With personal finances, we understand increased income provides greater access choices of where you live, home ownership, the car you drive, the higher education you receive, and luxuries like vacations. There is also a connection between financial wellness and personal wellness. In general, people with greater income have greater access to health care, and sometimes worry less about how to pay for necessities.  

Recently, Berkshire Bank’s CEO Nitin Mhatre, Regional President Cristina Feden, and executives traveled to Willimantic, CT to tour and meet with Generations Family Health Center’s (GFHC) CEO Arvind Shaw and CFO Debra Savoie, and their leadership team. The Bank has worked with this nonprofit healthcare organization for over 30 years. GFHC provides medical, dental, behavioral health care coordination, and support services to an underserved population, where they treat patients regardless of ability to pay. During this visit the connection between physical health and financial health became apparent. 

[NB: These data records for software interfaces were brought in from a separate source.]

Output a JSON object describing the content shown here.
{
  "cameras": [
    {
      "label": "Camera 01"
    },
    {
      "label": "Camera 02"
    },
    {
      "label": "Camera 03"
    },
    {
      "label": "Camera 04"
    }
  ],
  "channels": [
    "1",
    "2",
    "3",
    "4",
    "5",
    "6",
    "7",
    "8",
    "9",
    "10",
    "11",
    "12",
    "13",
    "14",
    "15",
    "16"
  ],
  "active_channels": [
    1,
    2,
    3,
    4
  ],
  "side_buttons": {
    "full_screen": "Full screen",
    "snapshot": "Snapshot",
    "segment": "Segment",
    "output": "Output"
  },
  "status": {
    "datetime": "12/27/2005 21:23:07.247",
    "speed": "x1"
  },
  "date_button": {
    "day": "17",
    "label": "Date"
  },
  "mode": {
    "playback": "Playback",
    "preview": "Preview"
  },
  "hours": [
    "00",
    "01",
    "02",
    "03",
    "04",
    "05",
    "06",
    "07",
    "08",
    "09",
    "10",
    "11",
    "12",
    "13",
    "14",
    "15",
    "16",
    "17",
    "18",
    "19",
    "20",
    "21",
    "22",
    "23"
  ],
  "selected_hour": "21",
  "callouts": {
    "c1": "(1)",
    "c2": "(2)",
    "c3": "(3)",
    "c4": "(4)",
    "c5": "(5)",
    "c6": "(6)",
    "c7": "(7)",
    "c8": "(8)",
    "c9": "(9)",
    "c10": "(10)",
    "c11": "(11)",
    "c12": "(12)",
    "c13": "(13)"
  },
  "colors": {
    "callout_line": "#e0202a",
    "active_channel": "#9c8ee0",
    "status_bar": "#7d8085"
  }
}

The visit to GFHC was part of the BEST Community Comeback Tour to listen and learn from our clients, customers, and the community about their success and challenges. It is also to see how Berkshire Bank can help continue to lift up its customers and communities.

Both CEOs discussed the importance of relationships and the similarities with both banking and healthcare. People do business with people they trust. Great relationships include knowing someone is just a phone call away and partnerships. Customers and patients want to know that things that matter to them, matter to you. GFHC CEO Shaw said, “People need to feel like they belong, and it is part of the culture. At GFHC, we have diverse people, and they need to feel there are things in common, like a commitment to their patients." He continued, “It is relationships that sustain us through hard times.” Berkshire Bank CEO Mhatre added, “We don’t take care of patients; however, we take care of the financial health of our customers. This is also part of the reason for the BEST Comeback Tour, so we can hear stories and see how we can assist our bankers, customers, and the community.”

The economy, inflation, and debt can add stress to both individuals and businesses. This is where community banks such as Berkshire can help. During this listening tour, both CEOs discussed the importance of investing in their employees beyond paychecks. Did you know, more than half the population doesn’t even have $500 for emergency spending? Both Berkshire Bank and Generations Healthcare try to educate their employees, customers, and the community on financial wellness, retirement planning, and investing in themselves, and their future.  

Barriers to healthcare were also discussed and include language, culture, finances, homelessness, transportation, and behavioral health. Even during the peak in COVID testing, access to healthcare for the underserved population was a challenge.  GFHC was the only public access location in the area for COVID testing. According to CEO Shaw, sixty percent of those who access services at Generations eastern Connecticut locations walk or ride a bike to get services. This illustrates the transportation challenge in eastern Connecticut.   

Despite these challenges, organizations such as GFHC help serve the underserved with trust and street creed, which are both important to the homeless and veteran populations. GFHC meets patients where they are. At the end of the day, GFHC CEO Shaw said, “Our function is to keep people functioning at the highest level.”